Former Deputy Prime Minister Boris Y. Nemtsov, 55 years old, was brutally murdered in Moscow last week, just steps away from the Kremlin. His death has deeply shocked those who care about Russia. While over 50,000 somber Muscovites filled the streets in a weekend memorial march to the bridge where Nemtsov was shot in the back, the Kremlin fielded preposterous theories as to the cause of the shooting: It was radical Muslims, it was the Russian opposition trying to create a martyr, it was Ukrainian nationalists or, inevitably, the CIA.
Whether or not Putin himself ordered the hit, this politically motivated shooting must be laid at the footsteps of the Putin regime. Why? Because Putin has created a climate of fear and hatred of anything and anyone that smacks of “otherness.”
From state-controlled TV and radio, Russians have been force-fed a steady stream of propaganda. Most of the Russian population has embraced the new era of demonization – of the West, of the opposition, of pro-Maidan Ukrainian nationalists, of nongovernmental organizations, of the independent media. Observers have gone from describing today’s Russia as “quasi-authoritarianism” to “quasi-fascism” – and some are dropping the qualifiers entirely.
The West needs to see Russian President Putin as the bully that he is. We need to recognize how far he has moved from the democratic norms that have governed Europe in the postwar era.
A regime that regularly labels dissenting voices as “enemy agents” and uses the judicial system to silence, harass, jail and exile those who speak up is a regime that embraces the hatred it encourages. Those who shot Boris Nemtsov, a courageous, eloquent, long-time activist for a democratic Russia, knew they could act with impunity. Many other murders have come before his, and none of the murderers have been brought to justice in Putin’s Russia. Sometimes the thug shooters are found and tried, but the real perpetrators of the crime – those who ordered it – are never uncovered. This murder will likely be no exception. Those who hate – whether they are supporting the war in Chechnya (likely in the case of murdered journalist Anna Politkovskaya) or Ukrainian separatists, as is possible in Nemtsov’s case – feel that they have a license to kill.

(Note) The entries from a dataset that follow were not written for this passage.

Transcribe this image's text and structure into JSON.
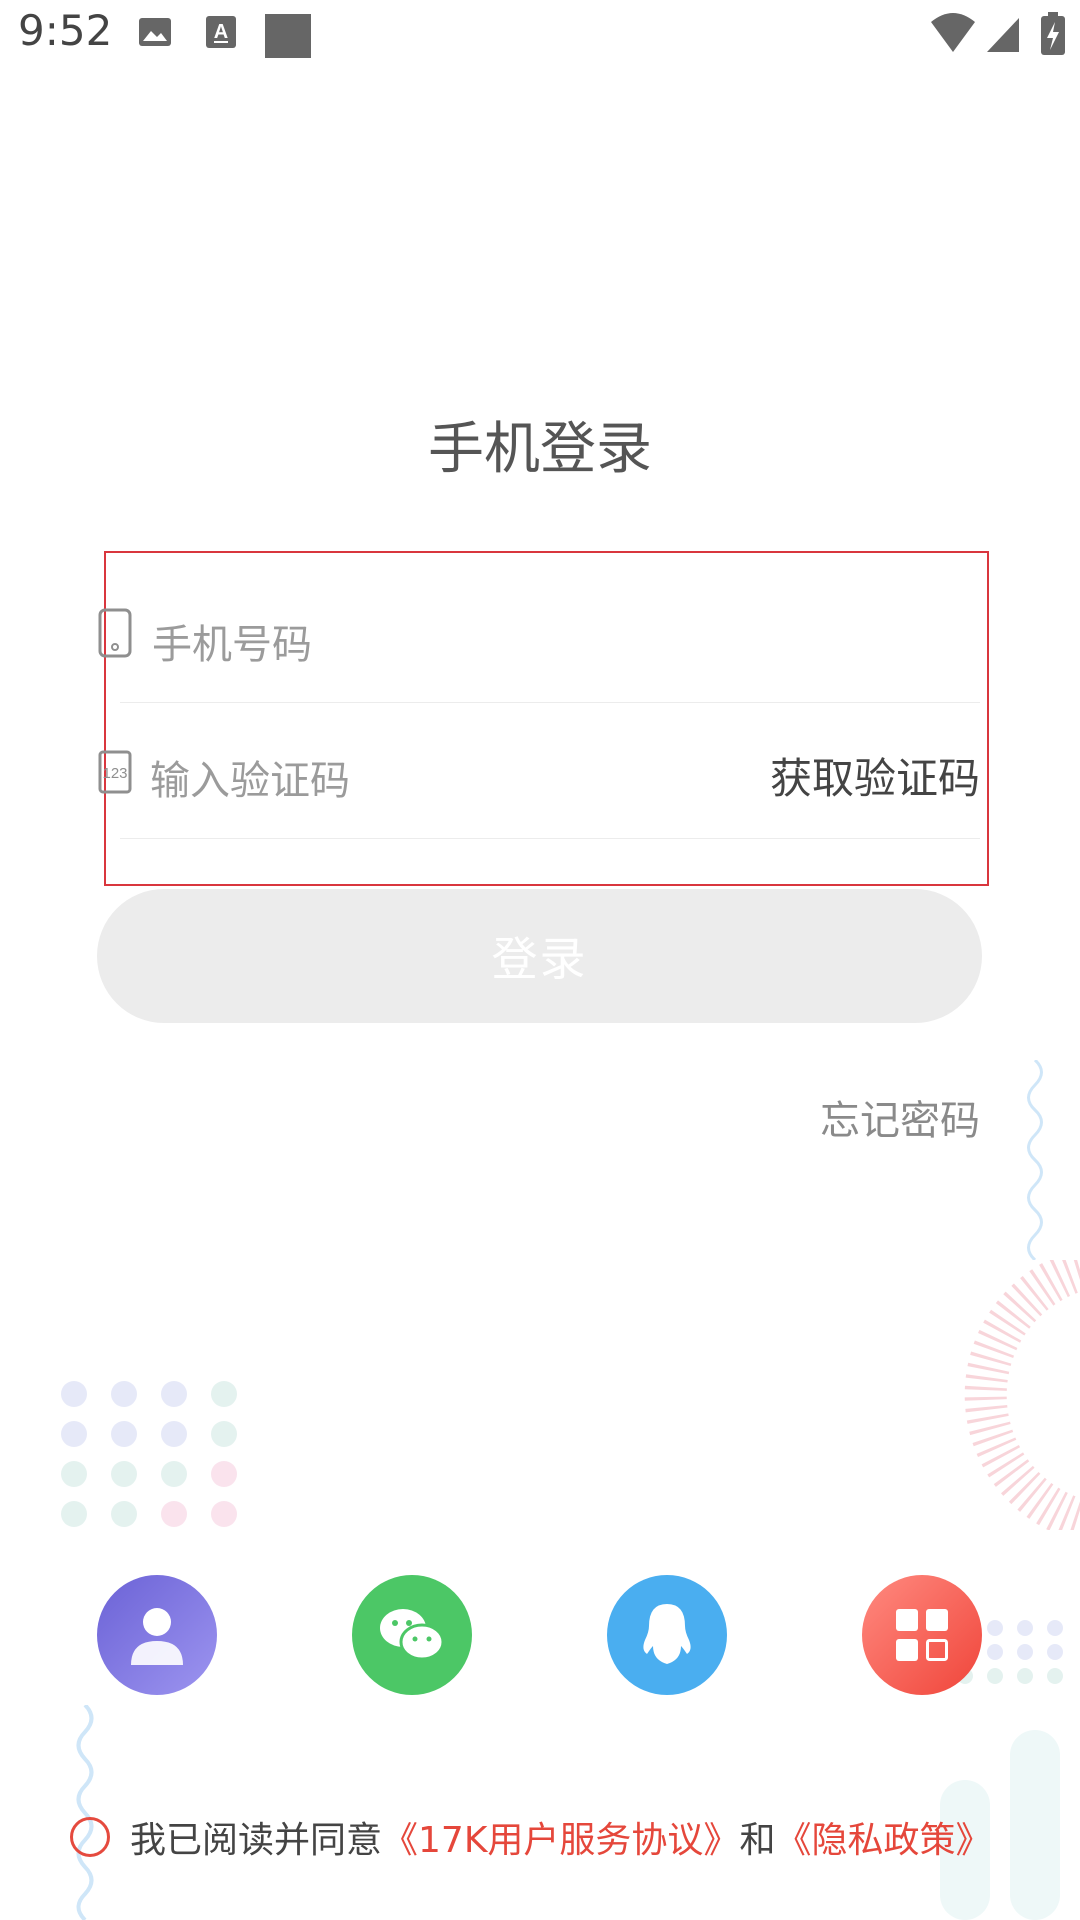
{
  "status_bar": {
    "time": "9:52",
    "icons": [
      "image-icon",
      "text-icon",
      "square-icon",
      "wifi-icon",
      "signal-icon",
      "battery-icon"
    ]
  },
  "login": {
    "title": "手机登录",
    "phone_placeholder": "手机号码",
    "code_placeholder": "输入验证码",
    "get_code_label": "获取验证码",
    "login_button_label": "登录",
    "forgot_password_label": "忘记密码"
  },
  "social": {
    "icons": [
      "account-icon",
      "wechat-icon",
      "qq-icon",
      "more-apps-icon"
    ],
    "colors": {
      "account": "#7b72e0",
      "wechat": "#4cc766",
      "qq": "#4aaef0",
      "more": "#f0453a"
    }
  },
  "agreement": {
    "prefix": "我已阅读并同意",
    "terms_link": "《17K用户服务协议》",
    "and": "和",
    "privacy_link": "《隐私政策》"
  },
  "theme": {
    "accent_red": "#e5473b",
    "highlight_border": "#d9363e"
  }
}
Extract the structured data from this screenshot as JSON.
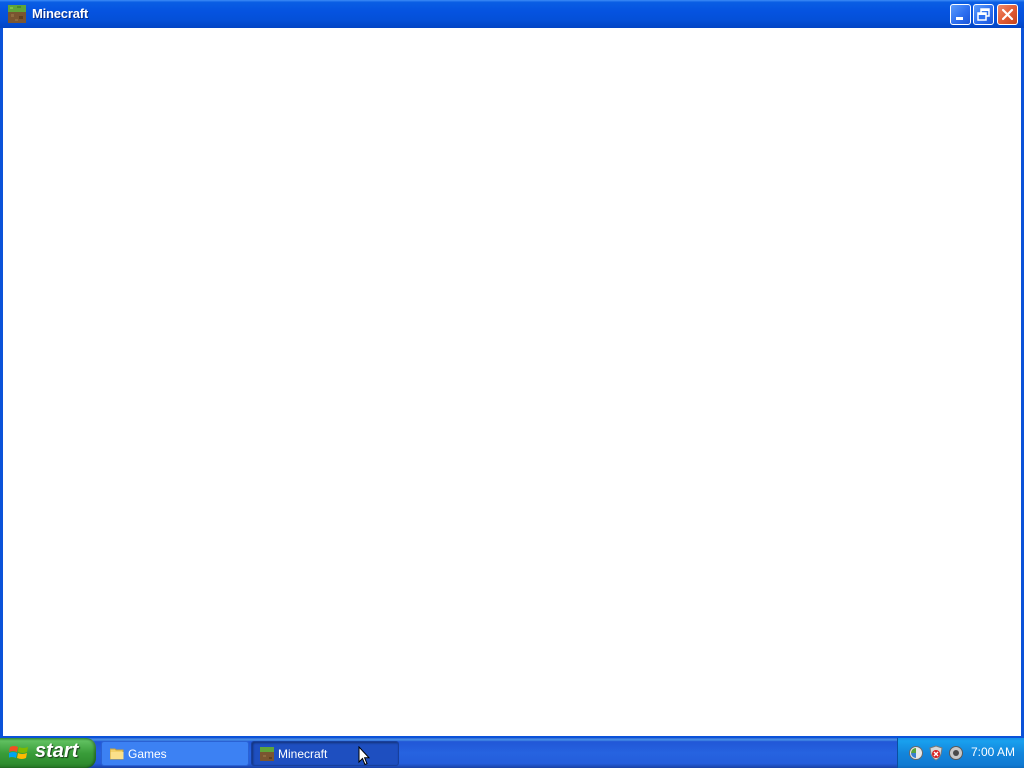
{
  "window": {
    "title": "Minecraft",
    "icon": "minecraft-grass-block-icon",
    "controls": [
      "minimize",
      "restore",
      "close"
    ]
  },
  "taskbar": {
    "start_label": "start",
    "buttons": [
      {
        "label": "Games",
        "icon": "folder-icon",
        "active": false
      },
      {
        "label": "Minecraft",
        "icon": "minecraft-grass-block-icon",
        "active": true
      }
    ],
    "tray": {
      "icons": [
        "network-icon",
        "security-alert-icon",
        "volume-icon"
      ],
      "clock": "7:00 AM"
    }
  },
  "colors": {
    "titlebar": "#0553e0",
    "taskbar": "#245ddb",
    "start_button": "#3a9d3a",
    "tray": "#1386dc",
    "client_background": "#ffffff"
  }
}
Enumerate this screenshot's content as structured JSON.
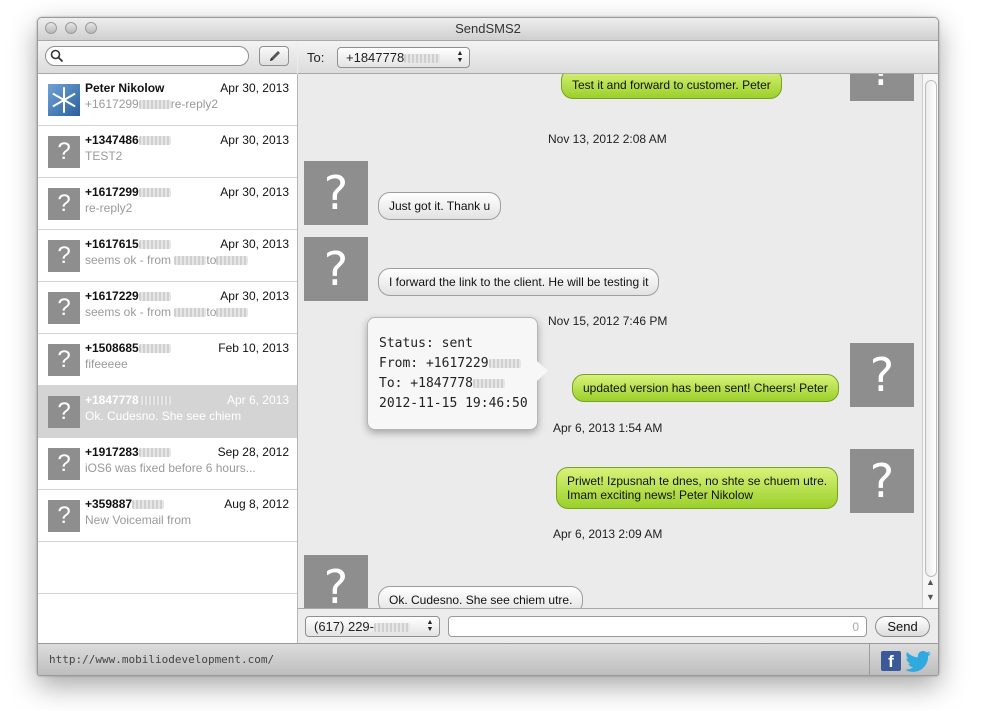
{
  "window": {
    "title": "SendSMS2"
  },
  "search": {
    "placeholder": ""
  },
  "conversations": [
    {
      "name": "Peter Nikolow",
      "date": "Apr 30, 2013",
      "preview_pre": "+1617299",
      "preview_post": "re-reply2",
      "avatar": "photo",
      "selected": false
    },
    {
      "name": "+1347486",
      "date": "Apr 30, 2013",
      "preview": "TEST2",
      "avatar": "?",
      "selected": false
    },
    {
      "name": "+1617299",
      "date": "Apr 30, 2013",
      "preview": "re-reply2",
      "avatar": "?",
      "selected": false
    },
    {
      "name": "+1617615",
      "date": "Apr 30, 2013",
      "preview_pre": "seems ok - from",
      "preview_mid": "to",
      "avatar": "?",
      "selected": false
    },
    {
      "name": "+1617229",
      "date": "Apr 30, 2013",
      "preview_pre": "seems ok - from",
      "preview_mid": "to",
      "avatar": "?",
      "selected": false
    },
    {
      "name": "+1508685",
      "date": "Feb 10, 2013",
      "preview": "fifeeeee",
      "avatar": "?",
      "selected": false
    },
    {
      "name": "+1847778",
      "date": "Apr 6, 2013",
      "preview": "Ok. Cudesno. She see chiem",
      "avatar": "?",
      "selected": true
    },
    {
      "name": "+1917283",
      "date": "Sep 28, 2012",
      "preview": "iOS6 was fixed before 6 hours...",
      "avatar": "?",
      "selected": false
    },
    {
      "name": "+359887",
      "date": "Aug 8, 2012",
      "preview": "New Voicemail from",
      "avatar": "?",
      "selected": false
    }
  ],
  "to_bar": {
    "label": "To:",
    "recipient": "+1847778"
  },
  "messages": {
    "top_partial": "Test it and forward to customer. Peter",
    "ts1": "Nov 13, 2012 2:08 AM",
    "m1": "Just got it. Thank u",
    "m2": "I forward the link to the client. He will be testing it",
    "ts2": "Nov 15, 2012 7:46 PM",
    "m3": "updated version has been sent! Cheers! Peter",
    "ts3": "Apr 6, 2013 1:54 AM",
    "m4_line1": "Priwet! Izpusnah te dnes, no shte se chuem utre.",
    "m4_line2": "Imam exciting news! Peter Nikolow",
    "ts4": "Apr 6, 2013 2:09 AM",
    "m5": "Ok. Cudesno. She see chiem utre."
  },
  "tooltip": {
    "status": "Status: sent",
    "from": "From: +1617229",
    "to": "To: +1847778",
    "datetime": "2012-11-15 19:46:50"
  },
  "composer": {
    "sender": "(617) 229-",
    "char_count": "0",
    "send_label": "Send"
  },
  "statusbar": {
    "url": "http://www.mobiliodevelopment.com/"
  },
  "avatar_glyph": "?",
  "colors": {
    "bubble_out": "#a9d843",
    "bubble_in": "#f4f4f4",
    "avatar_bg": "#8e8e8e",
    "facebook": "#3b5998",
    "twitter": "#2fa9e0"
  }
}
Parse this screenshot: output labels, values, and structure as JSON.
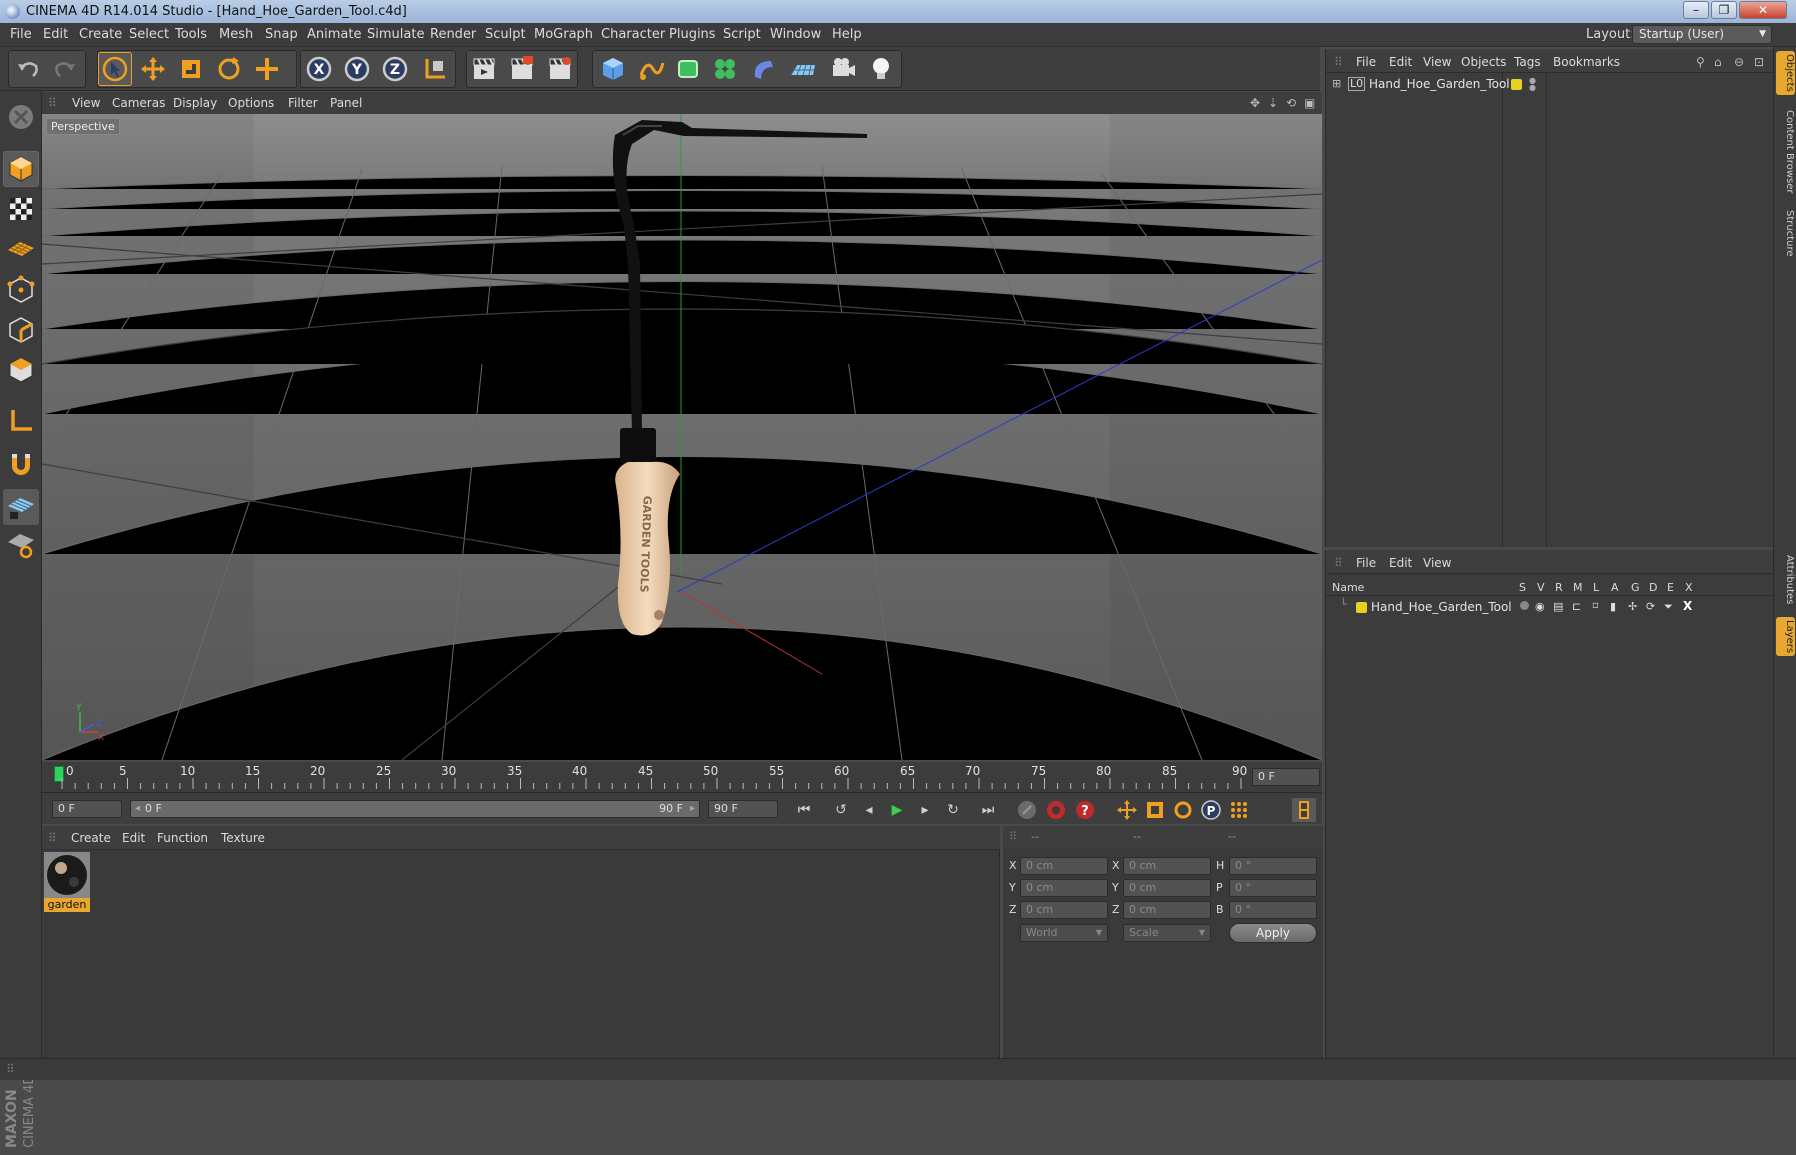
{
  "window": {
    "title": "CINEMA 4D R14.014 Studio - [Hand_Hoe_Garden_Tool.c4d]",
    "minimize": "–",
    "maximize": "❐",
    "close": "✕"
  },
  "menubar": {
    "items": [
      "File",
      "Edit",
      "Create",
      "Select",
      "Tools",
      "Mesh",
      "Snap",
      "Animate",
      "Simulate",
      "Render",
      "Sculpt",
      "MoGraph",
      "Character",
      "Plugins",
      "Script",
      "Window",
      "Help"
    ],
    "layout_label": "Layout:",
    "layout_value": "Startup (User)"
  },
  "viewport": {
    "menus": [
      "View",
      "Cameras",
      "Display",
      "Options",
      "Filter",
      "Panel"
    ],
    "view_name": "Perspective",
    "axis_labels": {
      "y": "Y",
      "z": "Z",
      "x": "X"
    },
    "handle_text": "GARDEN TOOLS"
  },
  "timeline": {
    "ticks": [
      "0",
      "5",
      "10",
      "15",
      "20",
      "25",
      "30",
      "35",
      "40",
      "45",
      "50",
      "55",
      "60",
      "65",
      "70",
      "75",
      "80",
      "85",
      "90"
    ],
    "current_frame": "0 F"
  },
  "transport": {
    "start_field": "0 F",
    "range_start": "0 F",
    "range_end": "90 F",
    "end_field": "90 F"
  },
  "material_manager": {
    "menus": [
      "Create",
      "Edit",
      "Function",
      "Texture"
    ],
    "materials": [
      {
        "name": "garden"
      }
    ]
  },
  "coordinates": {
    "headers": [
      "--",
      "--",
      "--"
    ],
    "rows": [
      {
        "l1": "X",
        "v1": "0 cm",
        "l2": "X",
        "v2": "0 cm",
        "l3": "H",
        "v3": "0 °"
      },
      {
        "l1": "Y",
        "v1": "0 cm",
        "l2": "Y",
        "v2": "0 cm",
        "l3": "P",
        "v3": "0 °"
      },
      {
        "l1": "Z",
        "v1": "0 cm",
        "l2": "Z",
        "v2": "0 cm",
        "l3": "B",
        "v3": "0 °"
      }
    ],
    "space_select": "World",
    "mode_select": "Scale",
    "apply_label": "Apply"
  },
  "object_manager": {
    "menus": [
      "File",
      "Edit",
      "View",
      "Objects",
      "Tags",
      "Bookmarks"
    ],
    "objects": [
      {
        "name": "Hand_Hoe_Garden_Tool",
        "color": "#e6d21e"
      }
    ]
  },
  "layer_manager": {
    "menus": [
      "File",
      "Edit",
      "View"
    ],
    "columns": [
      "Name",
      "S",
      "V",
      "R",
      "M",
      "L",
      "A",
      "G",
      "D",
      "E",
      "X"
    ],
    "layers": [
      {
        "name": "Hand_Hoe_Garden_Tool",
        "color": "#e6d21e"
      }
    ]
  },
  "right_tabs": [
    "Objects",
    "Content Browser",
    "Structure",
    "Attributes",
    "Layers"
  ],
  "branding": {
    "line1": "MAXON",
    "line2": "CINEMA 4D"
  },
  "colors": {
    "accent": "#f0a020",
    "selected_tab": "#e8a830",
    "ui_bg": "#3c3c3c"
  }
}
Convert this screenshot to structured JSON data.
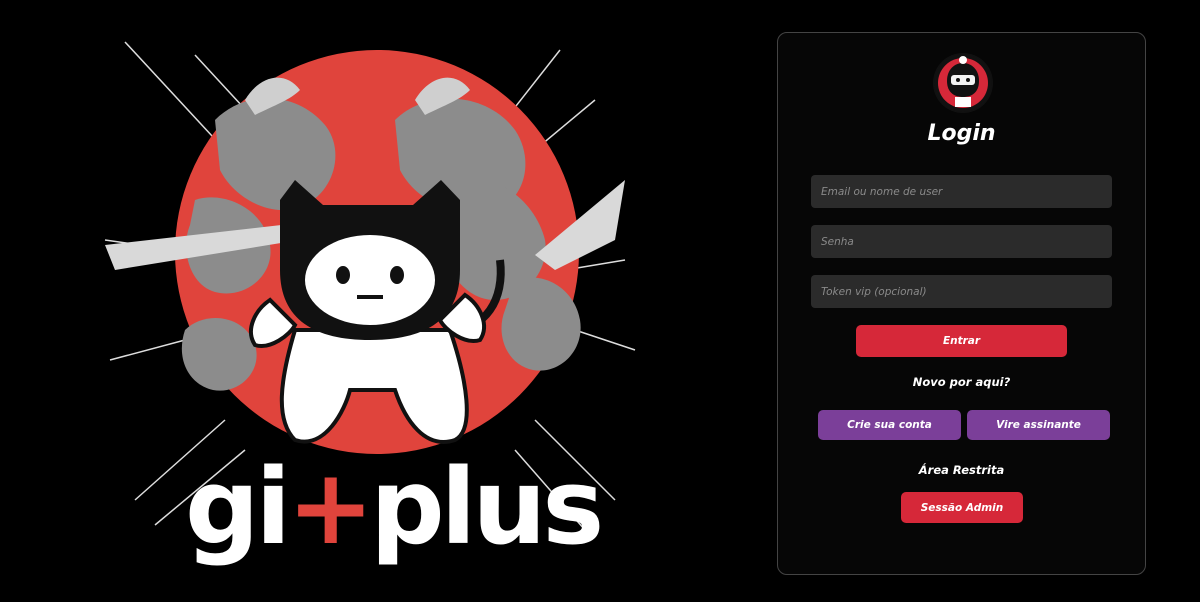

Nemtsov, active in the movement against the Russian role in the Ukraine war and a vocal opponent of Putin’s, was poised to release a new report implicating Russia in that war. He was a thorn in the side of the Kremlin. The Russian opposition, however, has been weak and marginalized for years, both because of political repression and because of internal fractures within the opposition ranks. Perhaps this senseless death will help spur unity and a sense of purpose among democrats in Russia.
Boris Nemtsov visited Seattle in the late 1990s, when the idea of a Western-inclined and friendly Russia was still a possibility, and met with students and community members at the University of Washington. One couldn’t help but be inspired by this earnest, open and brilliant young man. Through programs supporting human rights and civil society in Russia since that time, the Henry M. Jackson Foundation has since met hundreds of bright young men and women like Boris who, despite the odds, are working within the Russian system to make it better. What will this murder say to them?
These activists and political leaders are putting their lives at risk for the future of Russia. We in the West should support them by uniting in our condemnation of what Russia has become and by finding the political will to stand up to Putin. We must recognize this crime for what it is: an outrageous, overt act of violence in a country which has become more dangerous with every passing day.